Thank you Ruth, for your vulnerability. Thank you for contributing to this blog, for bringing my soul comfort, and for being a gentle shepherd of so many parents and TCKs.
Have you read any of Ruth’s books? Heard her speak? Other insights to share?
I have read the book 2x. I borrowed it both times and while I am currently in the US, I bought my own copy. I do want to cry w/ her and for her. I had the GREAT PLEASURE of meeting her 15 months ago when she was invited to speak to parents at our kids school. WHAT A JOY! She understands the pain and the joy of what this life we live means.
I think that is what gets me too – she understands and joy and pain and is brave to write it out and give others words. What a gift.
A marvellous review of a superb book by one of the most wonderful women any of us ever have the pleasure to meet. Like you, Sherri, I have the good fortune to have met her.

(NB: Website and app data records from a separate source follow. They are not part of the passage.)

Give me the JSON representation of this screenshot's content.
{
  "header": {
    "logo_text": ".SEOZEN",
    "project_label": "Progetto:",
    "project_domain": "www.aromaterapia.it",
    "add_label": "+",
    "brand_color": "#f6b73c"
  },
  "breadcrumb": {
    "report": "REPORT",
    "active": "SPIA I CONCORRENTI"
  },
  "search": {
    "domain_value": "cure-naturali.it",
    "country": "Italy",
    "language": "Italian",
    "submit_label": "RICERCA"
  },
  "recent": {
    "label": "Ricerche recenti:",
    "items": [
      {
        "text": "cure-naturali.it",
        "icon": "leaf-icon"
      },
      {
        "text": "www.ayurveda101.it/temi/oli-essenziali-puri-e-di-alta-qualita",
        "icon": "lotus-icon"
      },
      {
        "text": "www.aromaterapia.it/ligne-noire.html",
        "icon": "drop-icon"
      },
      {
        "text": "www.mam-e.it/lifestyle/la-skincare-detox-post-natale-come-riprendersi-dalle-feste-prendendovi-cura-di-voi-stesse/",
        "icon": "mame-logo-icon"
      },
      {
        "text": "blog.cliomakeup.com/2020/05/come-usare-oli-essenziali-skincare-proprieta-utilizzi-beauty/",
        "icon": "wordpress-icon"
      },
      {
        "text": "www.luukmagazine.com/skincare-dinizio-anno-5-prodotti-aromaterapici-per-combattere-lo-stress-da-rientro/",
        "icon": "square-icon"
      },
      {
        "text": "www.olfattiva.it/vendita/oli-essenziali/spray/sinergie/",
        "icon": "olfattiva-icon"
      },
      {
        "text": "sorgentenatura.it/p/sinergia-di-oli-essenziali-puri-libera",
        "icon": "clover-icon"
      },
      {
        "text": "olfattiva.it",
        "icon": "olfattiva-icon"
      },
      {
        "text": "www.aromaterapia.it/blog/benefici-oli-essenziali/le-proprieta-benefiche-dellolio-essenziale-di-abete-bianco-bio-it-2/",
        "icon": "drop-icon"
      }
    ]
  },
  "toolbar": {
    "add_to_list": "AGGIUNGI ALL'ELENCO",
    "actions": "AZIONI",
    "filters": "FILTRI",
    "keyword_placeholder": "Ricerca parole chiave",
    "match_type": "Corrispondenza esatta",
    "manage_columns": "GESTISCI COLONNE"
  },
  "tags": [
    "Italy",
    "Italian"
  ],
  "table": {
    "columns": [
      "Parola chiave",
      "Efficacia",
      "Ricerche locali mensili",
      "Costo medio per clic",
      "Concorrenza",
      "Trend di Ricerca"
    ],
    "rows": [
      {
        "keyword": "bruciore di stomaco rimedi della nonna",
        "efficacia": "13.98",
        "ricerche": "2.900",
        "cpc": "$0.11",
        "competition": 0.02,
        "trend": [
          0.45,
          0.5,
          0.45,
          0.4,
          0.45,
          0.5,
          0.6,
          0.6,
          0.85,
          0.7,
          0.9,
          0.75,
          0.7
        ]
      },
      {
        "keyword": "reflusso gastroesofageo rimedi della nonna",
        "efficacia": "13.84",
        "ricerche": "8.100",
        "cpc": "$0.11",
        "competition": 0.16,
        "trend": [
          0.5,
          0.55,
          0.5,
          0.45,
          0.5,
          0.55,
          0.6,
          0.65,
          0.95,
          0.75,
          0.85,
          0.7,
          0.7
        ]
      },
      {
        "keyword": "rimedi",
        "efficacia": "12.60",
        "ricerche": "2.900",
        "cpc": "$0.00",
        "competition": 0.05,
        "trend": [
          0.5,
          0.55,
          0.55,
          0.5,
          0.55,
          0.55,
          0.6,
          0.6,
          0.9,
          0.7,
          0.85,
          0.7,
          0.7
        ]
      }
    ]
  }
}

Thanks Jo, and thanks for the book!
Somebody gave me “Letters I Never Wrote” when I was in college 25 years ago, and although I had never gone to boarding school, I found a lot of healing through reading that book. I think it helped to validate my feelings as an MK/TCK. I in turn gave the book to another MK that I knew was going through a hard time. I don’t know if he ever read it or was helped by it. Back then it was one of the only books on that dealt with the pain and joy of a TCKs life. I’m, to this day, very grateful for that book.
I love that it continues to bless people, what a testament to the truth and depth of her words.
I remember the first time I picked up the book not liking it. I was in college and had just returned from Pakistan. In retrospect it was the wrong book for me at the time. I wasn’t at a place where I could say “I wish God had….or I wish my parents had …” instead I was at a place where my childhood TCK life was perfect and America sucked big time. Later on when I re-read I saw the beauty and value of her words. Your review makes me want to re-read it yet again through the eyes of now writing aboutthe TCK experience and Adult TCK raising TCK’s. My guess is I would have even more appreciation. Thanks for a wonderful review and weaving how you felt through it.
That’s so interesting Marilyn and totally makes sense. It would be a completely different book, I think, for a kid than for the parent. And the timing of it too for you then.
I read the book years ago but I didn’t like it….Having gone to boarding school myself, I could relate to so much of what she wrote and yet I found it put “feelings” into my heart that I hadn’t actually experienced. Because no one writes about boarding school I was excited to read it…and I understood intuitively the structures of the school, the skeleton of the book. I found myself feeling things I hadn’t actually felt. I imagined myself grieving things I hadn’t actually grieved. It was a strange experience reading it, but not a pleasant one, nor a particularly helpful one.
But perhaps I should read it again, as an adult….I’m sure my emotional response would be entirely different now.
Thanks for sharing this Robynn, it is good to hear this perspective as well. Especially since I haven’t gone myself, am just trying to parent through it. Your words are a good reminder to not put things onto my kids that maybe they aren’t feeling, to let them experience what THEY are experiencing.
You know I have been thinking about my previous comment ever since I wrote it and I have to say – Yes! You nailed it Robynn. It shouldn’t be read by kids unless they want to pick it up. I felt the same way – I felt like I was supposed to feel these things and I didn’t and then i thought I was strange and then I got mad at the book…..all that to say – I think parents have a completely different reaction than kids. It’s one of the things I worry about with conversations on TCK’s – that feelings will be prescribed to them that aren’t there. Lots to think about.